Real Techniques Accent Brush: Now, I know I said that the last brush was tiny. But it has nothing on this one. This one is really really really tiny. I love this one to apply eyeshadow to the lower lashline and to highlight the inner corner of the eye. It could also be used for the same things as the last one.
Real Techniques Crease Brush: This is a large dense rounded eyebrush. It’s great for blending out eyeshadow and I also like it to apply cream eyeshadows to the crease. It fits pretty nicely in the crease so it’s great to use there for applying or blending. Because it’s a buffing brush it’s also pretty great for blending concealer.
Real Techniques Duo-Fiber Eye Brush: I love love love this brush to blend eyeshadow, on the lid, in the crease and on the lower lashline. It’s also good for applying a light wash of color in the crease. Like the other Duo-Fiber brushes it’s denser at the bottom and very loose at the top. Super soft and great for blending.
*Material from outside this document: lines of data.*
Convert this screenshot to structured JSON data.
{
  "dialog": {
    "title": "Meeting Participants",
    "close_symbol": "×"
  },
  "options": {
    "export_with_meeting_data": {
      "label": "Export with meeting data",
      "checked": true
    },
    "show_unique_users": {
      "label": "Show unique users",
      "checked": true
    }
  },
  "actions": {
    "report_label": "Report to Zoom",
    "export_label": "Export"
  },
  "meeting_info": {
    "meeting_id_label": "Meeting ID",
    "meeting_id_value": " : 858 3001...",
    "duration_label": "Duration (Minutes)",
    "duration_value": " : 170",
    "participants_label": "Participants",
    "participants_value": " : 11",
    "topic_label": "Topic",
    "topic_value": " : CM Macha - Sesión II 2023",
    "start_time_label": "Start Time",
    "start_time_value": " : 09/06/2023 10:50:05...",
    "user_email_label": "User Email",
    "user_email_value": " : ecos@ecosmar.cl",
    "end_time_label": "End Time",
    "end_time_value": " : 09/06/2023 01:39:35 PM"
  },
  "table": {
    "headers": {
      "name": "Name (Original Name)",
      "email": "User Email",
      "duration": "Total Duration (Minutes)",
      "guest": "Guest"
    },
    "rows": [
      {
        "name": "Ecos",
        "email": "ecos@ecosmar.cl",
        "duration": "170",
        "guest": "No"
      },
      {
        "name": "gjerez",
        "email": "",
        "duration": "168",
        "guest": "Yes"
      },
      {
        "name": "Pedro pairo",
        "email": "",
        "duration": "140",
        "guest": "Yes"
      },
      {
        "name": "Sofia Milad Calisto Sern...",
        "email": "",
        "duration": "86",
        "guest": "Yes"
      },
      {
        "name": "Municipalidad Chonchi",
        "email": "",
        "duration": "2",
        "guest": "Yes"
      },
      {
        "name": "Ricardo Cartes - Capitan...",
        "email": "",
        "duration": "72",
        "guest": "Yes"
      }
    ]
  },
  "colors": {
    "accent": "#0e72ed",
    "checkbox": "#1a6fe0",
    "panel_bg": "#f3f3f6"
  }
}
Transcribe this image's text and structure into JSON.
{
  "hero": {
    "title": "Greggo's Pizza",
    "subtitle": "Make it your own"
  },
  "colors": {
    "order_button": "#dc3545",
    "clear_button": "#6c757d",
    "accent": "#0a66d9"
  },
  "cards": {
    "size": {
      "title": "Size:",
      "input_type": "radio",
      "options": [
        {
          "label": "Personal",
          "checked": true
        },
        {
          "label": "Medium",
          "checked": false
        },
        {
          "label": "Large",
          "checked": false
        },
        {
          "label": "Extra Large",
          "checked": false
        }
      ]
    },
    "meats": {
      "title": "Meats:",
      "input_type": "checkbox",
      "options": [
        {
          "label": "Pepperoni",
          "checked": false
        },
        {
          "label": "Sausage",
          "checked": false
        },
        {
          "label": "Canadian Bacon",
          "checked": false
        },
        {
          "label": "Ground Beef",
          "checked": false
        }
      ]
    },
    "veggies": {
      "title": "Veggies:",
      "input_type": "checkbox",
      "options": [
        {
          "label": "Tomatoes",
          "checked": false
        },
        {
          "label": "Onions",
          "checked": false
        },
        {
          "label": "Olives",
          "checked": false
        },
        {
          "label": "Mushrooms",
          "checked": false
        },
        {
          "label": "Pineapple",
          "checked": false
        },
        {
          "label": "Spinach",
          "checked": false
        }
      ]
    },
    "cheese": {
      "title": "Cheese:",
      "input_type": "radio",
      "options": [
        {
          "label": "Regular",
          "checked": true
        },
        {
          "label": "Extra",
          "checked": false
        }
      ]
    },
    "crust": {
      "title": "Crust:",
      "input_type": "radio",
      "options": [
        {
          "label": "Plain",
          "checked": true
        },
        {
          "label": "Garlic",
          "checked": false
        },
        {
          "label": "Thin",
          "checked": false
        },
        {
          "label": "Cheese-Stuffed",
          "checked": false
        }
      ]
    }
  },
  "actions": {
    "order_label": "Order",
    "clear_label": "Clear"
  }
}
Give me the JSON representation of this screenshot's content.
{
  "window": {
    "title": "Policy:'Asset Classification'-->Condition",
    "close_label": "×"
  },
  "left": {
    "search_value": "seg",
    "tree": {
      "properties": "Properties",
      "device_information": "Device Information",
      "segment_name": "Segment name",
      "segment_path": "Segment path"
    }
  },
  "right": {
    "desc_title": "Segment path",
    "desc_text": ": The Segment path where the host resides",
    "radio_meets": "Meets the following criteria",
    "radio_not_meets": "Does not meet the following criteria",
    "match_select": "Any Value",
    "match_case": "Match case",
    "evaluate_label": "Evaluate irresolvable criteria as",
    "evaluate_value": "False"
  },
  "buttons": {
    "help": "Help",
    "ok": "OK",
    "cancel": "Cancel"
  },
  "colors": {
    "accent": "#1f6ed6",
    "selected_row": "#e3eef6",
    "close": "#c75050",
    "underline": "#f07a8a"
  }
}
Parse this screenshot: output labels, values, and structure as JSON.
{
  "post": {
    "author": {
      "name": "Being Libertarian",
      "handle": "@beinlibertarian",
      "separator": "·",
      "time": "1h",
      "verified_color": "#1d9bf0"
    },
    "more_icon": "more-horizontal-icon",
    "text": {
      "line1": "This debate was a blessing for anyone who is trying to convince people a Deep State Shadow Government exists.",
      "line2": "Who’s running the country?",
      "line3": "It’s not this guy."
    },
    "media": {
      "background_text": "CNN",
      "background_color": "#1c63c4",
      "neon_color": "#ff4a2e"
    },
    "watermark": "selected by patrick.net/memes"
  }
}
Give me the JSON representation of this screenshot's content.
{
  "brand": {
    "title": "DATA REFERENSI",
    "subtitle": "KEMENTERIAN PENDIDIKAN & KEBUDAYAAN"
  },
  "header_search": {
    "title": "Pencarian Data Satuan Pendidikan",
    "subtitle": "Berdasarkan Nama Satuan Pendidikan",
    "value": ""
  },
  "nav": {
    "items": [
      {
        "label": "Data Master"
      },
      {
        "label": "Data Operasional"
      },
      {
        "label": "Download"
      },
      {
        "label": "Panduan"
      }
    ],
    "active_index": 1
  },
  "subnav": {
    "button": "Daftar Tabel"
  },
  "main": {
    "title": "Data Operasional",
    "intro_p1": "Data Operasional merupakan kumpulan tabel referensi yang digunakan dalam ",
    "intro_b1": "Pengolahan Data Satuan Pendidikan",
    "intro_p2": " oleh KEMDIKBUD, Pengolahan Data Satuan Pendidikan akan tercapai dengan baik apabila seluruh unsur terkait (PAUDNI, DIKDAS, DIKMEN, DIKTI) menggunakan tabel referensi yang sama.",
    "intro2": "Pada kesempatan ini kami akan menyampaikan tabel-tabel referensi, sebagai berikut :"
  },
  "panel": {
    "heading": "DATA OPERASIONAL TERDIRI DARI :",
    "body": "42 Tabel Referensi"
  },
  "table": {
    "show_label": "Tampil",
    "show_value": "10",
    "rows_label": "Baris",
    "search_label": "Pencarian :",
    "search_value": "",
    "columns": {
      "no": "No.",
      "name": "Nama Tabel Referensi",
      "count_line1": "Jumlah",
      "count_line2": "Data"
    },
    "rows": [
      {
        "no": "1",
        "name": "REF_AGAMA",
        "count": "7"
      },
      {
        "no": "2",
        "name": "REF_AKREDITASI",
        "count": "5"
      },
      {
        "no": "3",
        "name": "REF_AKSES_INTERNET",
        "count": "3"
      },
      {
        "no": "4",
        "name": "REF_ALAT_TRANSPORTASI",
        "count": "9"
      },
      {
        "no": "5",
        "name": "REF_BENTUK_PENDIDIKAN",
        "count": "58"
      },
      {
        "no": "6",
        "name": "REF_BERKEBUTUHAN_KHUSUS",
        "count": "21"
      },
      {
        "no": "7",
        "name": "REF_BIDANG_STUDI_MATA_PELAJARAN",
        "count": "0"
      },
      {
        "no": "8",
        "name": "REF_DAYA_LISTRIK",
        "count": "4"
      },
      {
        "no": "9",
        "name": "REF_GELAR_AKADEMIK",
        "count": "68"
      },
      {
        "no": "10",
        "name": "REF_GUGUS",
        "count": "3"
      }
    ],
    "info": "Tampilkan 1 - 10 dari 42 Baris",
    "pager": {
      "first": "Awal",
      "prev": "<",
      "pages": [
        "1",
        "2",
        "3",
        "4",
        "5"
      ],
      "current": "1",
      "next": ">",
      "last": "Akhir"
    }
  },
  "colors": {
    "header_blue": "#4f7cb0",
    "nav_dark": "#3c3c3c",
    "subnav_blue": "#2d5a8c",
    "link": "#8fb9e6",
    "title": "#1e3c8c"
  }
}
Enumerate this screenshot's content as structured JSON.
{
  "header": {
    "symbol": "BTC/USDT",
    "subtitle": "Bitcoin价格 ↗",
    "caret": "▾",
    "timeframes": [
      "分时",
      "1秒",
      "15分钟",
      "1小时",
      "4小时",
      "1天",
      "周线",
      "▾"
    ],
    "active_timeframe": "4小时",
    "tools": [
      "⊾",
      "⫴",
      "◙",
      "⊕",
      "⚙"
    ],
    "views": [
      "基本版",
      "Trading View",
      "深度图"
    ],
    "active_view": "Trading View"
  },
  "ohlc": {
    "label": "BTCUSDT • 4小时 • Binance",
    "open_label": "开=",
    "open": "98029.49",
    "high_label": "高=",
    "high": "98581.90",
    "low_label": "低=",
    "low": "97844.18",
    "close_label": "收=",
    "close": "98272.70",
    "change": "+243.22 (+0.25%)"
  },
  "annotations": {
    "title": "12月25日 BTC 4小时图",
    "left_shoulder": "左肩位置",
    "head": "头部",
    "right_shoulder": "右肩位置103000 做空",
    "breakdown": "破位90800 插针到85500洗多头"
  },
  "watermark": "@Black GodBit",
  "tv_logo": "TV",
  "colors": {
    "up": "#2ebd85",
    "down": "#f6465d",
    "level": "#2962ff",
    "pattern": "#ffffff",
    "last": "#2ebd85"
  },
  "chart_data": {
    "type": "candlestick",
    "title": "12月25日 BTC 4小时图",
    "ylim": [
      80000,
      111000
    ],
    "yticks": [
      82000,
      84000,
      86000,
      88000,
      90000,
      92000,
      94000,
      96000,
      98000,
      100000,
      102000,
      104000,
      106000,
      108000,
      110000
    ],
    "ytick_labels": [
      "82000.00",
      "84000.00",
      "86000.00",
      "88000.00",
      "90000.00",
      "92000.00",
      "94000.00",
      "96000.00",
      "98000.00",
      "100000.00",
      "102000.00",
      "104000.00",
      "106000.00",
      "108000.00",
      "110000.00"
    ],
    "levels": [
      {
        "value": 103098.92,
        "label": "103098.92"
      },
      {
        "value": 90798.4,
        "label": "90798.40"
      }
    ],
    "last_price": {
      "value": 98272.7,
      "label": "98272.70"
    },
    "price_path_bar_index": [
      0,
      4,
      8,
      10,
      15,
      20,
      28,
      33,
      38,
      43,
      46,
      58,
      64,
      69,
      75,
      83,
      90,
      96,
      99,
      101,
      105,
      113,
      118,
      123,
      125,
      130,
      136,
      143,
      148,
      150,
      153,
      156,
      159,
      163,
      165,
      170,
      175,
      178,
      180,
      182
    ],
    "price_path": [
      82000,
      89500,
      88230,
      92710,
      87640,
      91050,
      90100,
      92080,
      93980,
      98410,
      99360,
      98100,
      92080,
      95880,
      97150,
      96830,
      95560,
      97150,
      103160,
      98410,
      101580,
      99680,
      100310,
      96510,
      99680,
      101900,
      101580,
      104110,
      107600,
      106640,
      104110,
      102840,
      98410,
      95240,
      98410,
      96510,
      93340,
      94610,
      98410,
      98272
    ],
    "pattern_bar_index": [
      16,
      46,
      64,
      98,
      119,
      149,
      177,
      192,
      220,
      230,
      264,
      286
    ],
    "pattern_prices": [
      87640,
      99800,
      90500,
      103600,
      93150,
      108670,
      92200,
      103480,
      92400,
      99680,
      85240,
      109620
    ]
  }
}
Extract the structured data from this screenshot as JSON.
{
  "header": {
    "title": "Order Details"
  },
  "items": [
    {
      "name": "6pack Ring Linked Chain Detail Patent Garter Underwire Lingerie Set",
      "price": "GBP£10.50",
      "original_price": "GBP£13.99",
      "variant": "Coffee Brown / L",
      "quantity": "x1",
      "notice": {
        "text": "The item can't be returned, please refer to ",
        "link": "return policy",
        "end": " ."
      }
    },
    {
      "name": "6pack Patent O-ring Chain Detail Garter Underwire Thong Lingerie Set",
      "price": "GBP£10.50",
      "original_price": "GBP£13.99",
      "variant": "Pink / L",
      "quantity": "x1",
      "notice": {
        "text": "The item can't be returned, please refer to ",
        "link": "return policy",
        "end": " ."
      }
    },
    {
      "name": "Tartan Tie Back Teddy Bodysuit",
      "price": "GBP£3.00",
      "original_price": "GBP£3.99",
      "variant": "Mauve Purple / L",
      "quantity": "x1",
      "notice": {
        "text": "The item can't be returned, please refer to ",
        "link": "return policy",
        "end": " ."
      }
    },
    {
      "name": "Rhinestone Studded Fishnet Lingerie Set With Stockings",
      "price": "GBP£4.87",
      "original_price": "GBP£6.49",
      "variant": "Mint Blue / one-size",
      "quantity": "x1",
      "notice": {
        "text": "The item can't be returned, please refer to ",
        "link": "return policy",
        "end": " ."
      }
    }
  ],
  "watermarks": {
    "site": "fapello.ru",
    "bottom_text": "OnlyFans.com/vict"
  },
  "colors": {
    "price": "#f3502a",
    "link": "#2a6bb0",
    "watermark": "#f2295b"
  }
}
Real Techniques base shadow brush: These are my favorite eyeshadow brushes. They’re great for applying eyeshadow all over the lid, in the crease, blending, applying or blending on the lower lashline, all depending on how you turn them. They’re flat and tapered to the point so they’ve got so many sides to use for different thing. They’re also rather fluffy so they’re nice and soft on the eyes.
- Real Techniques Angled Eyeshadow Brush: This one is angled and fluffy. It also has a lot of uses. I mainly use this one to apply eyeshadow in the crease and to blend.
The Body Shop Eyeshadow Brush: My last brush and my only non-real techniques brush. This is your basic average flat eyeshadow brush. It’s absolutely amazing for patting eyeshadow all over the lid. It can also be used in all kinds of detail work all over the face.
So that’s that! Those are all my brushes!
Remember that these are only suggestions. The most important thing is to experiment and find out how to make your brushes work best for you. If you have that one eyeshadow brush which makes your foundation look amazing go for it! It’ll take you forever but if you’re up for that it’s your choice! There are no rules.
What are your favorite brushes? Do you have a weird way to use a brush you own? Do share!
Until next time,